The question related to the damage inspection process and information release. What our teams do is our damage inspection teams go into these locations and they grab a lot of data about the structures that were actually destroyed and damaged. That information then comes back here and is distributed to each county individually. So Santa Cruz County and San Mateo County. Because structural parcel and information about property is in the wheelhouse of a county. It goes to the county for the release process. So we gather the information within the fire perimeter, we are distributed to each county and then the county itself makes a decision about how and when to make publicly available. So there, you know, the assessment teams almost quadrupled a couple days ago. So I think as we've said, we've seen the the increase like this, and we're starting to see that increase kind of get greater each day and each time we're releasing these numbers. So I think over the next few days, you'll you'll see some more significant numbers. And as soon as it can become publicly available, I'm pretty, pretty confident that each county is very dedicated to make that happen. And I know from multiple fires, people want to know if their homes are still standing. And we just asked, as we always do for for patients, we are getting that information, but more importantly, we want to make sure that information is accurate before it becomes public.
Yeah, the question was whether there's heavy equipment working in the Santa Cruz area. Brenton has equipment all over this fire on every division on every branch and that includes bulldozers and crews, fire engines, they move and and put in their lines based on the fire activity and based on on where their priorities are at. So I can adamantly say he's got equipment all the way around this fire. And that includes a line that they built just north of Santa Cruz. That is that is fairly significant.
Talk about bringing in the National Guard, law enforcement committed.
So the question is, is there any talk about bringing the National Guard for any sort of law enforcement officers the sheriff's office?
Yeah, in terms of in terms of NASCAR now, so right now we've, we've had an outpouring of support for our mutual aid partners. We've been able to fill all of the positions that that we've needed. So at this point, I think we've got sufficient resources if we need more, to be able to push in different areas. I feel good. I feel good about that. Help and Support were getting So now, we don't need the National Guard.
mix of both mix of both. I mean, if you're if you're a crookedness area, likely you may not have left and you may be hiding someplace, looking to continue doing what it is that you do, and unfortunately, they're there. They're probably here. But again, we're looking for him. And and then and then also there's people that now see this as an opportunity we're going to try to sneak in and again, we're looking for those folks to
be concerned about
who want to protect your property and my firearms.
Concern about having
it's a desperate Yes, I mean, short answer. Yes. You know, it's a desperate time. I mean, you got to feel for people we've been they've been impacted by COVID people who are out of work, you know, people are, you know, and so you know, all those factors combining and for people to see Stay home, I can understand that desperation.

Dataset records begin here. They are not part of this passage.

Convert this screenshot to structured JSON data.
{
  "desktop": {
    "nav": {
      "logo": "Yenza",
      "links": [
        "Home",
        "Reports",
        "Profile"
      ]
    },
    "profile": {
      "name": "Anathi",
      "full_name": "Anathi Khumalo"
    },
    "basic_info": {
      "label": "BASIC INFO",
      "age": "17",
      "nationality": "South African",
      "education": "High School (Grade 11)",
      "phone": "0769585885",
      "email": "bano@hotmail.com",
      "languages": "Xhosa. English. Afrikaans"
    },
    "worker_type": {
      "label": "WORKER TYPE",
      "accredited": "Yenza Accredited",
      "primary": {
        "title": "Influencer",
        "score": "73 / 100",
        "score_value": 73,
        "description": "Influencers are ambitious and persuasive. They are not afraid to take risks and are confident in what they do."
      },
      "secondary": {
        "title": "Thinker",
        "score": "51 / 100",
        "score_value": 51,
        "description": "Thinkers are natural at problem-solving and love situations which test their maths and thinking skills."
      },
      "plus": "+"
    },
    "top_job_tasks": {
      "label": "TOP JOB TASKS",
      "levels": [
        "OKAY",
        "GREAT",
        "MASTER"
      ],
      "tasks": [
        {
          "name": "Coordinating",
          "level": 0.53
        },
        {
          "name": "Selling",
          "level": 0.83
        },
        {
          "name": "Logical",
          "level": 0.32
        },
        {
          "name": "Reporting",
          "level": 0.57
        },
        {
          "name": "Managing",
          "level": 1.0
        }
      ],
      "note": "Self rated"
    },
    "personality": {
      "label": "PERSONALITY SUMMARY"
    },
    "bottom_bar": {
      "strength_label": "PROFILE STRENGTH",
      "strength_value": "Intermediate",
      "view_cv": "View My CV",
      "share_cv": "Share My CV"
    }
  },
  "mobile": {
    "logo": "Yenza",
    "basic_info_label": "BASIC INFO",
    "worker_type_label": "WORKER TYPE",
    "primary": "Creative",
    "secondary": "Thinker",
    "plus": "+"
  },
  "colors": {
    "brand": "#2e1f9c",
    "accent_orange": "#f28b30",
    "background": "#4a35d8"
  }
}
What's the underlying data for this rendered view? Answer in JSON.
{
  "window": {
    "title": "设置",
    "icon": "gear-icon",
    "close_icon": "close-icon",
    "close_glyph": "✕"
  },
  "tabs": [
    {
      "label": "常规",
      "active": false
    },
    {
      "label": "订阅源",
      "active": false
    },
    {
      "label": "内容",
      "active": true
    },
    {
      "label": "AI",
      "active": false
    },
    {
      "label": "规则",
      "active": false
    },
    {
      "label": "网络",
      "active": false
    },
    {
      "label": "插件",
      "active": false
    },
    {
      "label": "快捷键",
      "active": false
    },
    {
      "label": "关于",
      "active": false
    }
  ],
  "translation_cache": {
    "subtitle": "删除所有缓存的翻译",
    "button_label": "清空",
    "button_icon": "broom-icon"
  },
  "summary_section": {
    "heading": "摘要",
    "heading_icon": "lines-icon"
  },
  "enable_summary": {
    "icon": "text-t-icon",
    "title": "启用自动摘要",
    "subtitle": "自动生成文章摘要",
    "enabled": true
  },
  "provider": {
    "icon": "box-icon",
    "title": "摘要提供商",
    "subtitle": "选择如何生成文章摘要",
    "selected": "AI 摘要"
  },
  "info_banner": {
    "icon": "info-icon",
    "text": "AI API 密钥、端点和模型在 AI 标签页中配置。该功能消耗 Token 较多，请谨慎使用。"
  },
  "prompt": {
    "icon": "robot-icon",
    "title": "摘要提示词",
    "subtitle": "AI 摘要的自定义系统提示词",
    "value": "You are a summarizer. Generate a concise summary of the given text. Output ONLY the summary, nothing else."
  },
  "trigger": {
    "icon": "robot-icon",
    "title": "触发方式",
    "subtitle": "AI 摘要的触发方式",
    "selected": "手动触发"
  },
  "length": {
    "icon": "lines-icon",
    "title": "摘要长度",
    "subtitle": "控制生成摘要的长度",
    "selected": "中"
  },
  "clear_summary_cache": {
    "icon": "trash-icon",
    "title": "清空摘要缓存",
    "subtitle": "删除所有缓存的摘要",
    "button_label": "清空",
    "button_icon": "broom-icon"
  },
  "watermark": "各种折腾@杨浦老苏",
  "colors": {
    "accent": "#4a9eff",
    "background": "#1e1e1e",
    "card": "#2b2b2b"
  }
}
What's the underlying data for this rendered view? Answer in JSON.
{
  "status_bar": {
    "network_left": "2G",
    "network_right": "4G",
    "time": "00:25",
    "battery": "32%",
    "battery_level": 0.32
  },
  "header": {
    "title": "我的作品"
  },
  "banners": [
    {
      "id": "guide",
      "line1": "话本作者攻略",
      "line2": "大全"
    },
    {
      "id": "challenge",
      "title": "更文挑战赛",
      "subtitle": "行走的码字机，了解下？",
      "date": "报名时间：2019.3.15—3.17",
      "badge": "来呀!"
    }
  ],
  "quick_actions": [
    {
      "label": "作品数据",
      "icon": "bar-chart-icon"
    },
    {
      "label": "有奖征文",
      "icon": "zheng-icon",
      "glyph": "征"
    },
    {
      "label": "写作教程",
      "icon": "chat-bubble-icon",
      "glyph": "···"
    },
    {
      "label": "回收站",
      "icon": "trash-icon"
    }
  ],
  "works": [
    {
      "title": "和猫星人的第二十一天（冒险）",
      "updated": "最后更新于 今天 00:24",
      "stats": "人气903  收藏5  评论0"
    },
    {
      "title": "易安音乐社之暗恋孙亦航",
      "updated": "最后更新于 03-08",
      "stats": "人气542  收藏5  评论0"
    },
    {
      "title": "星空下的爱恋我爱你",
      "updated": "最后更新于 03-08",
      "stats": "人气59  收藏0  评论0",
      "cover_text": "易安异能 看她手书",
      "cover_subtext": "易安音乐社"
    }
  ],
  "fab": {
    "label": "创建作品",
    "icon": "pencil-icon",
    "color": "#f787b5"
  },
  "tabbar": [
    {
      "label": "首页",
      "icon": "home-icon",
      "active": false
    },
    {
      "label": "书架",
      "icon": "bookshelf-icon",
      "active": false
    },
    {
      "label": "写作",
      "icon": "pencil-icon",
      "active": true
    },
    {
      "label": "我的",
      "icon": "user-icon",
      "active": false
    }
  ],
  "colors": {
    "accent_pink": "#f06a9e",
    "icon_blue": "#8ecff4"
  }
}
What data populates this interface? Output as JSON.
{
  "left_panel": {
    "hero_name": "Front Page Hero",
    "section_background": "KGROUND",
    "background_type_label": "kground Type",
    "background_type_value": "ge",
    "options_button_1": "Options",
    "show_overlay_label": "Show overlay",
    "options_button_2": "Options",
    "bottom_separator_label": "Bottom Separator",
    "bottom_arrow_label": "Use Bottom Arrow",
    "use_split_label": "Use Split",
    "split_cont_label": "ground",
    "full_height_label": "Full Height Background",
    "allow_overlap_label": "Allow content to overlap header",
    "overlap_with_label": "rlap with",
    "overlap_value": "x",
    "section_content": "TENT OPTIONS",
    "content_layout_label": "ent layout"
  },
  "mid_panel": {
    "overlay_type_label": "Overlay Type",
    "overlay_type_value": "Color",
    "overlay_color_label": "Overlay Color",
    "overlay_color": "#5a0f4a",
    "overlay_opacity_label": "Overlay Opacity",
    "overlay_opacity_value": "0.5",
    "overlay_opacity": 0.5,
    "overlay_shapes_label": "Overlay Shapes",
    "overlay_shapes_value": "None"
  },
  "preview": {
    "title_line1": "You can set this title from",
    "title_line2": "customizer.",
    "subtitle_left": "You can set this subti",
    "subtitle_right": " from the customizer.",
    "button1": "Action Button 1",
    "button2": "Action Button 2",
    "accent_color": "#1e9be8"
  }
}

Does that lead to a more dangerous situation for potential people that show up at these houses? Yes. And unfortunately there's there's a heightened awareness and for us, you know, as we're as we're going through and we're contacting these people, we get too desperate. I mean, I shouldn't say I get the desperation. I'm not in a position but I can understand I can empathize. But to answer your your question, Tom. Yeah, it It leads to to, to a more dangerous sort of atmosphere.
All right. Everybody who spoke today is available for one on one interviews after this. The next press briefing will be 6pm this evening in the same location. I appreciate everybody for coming out. This concludes the press conference. Thank you.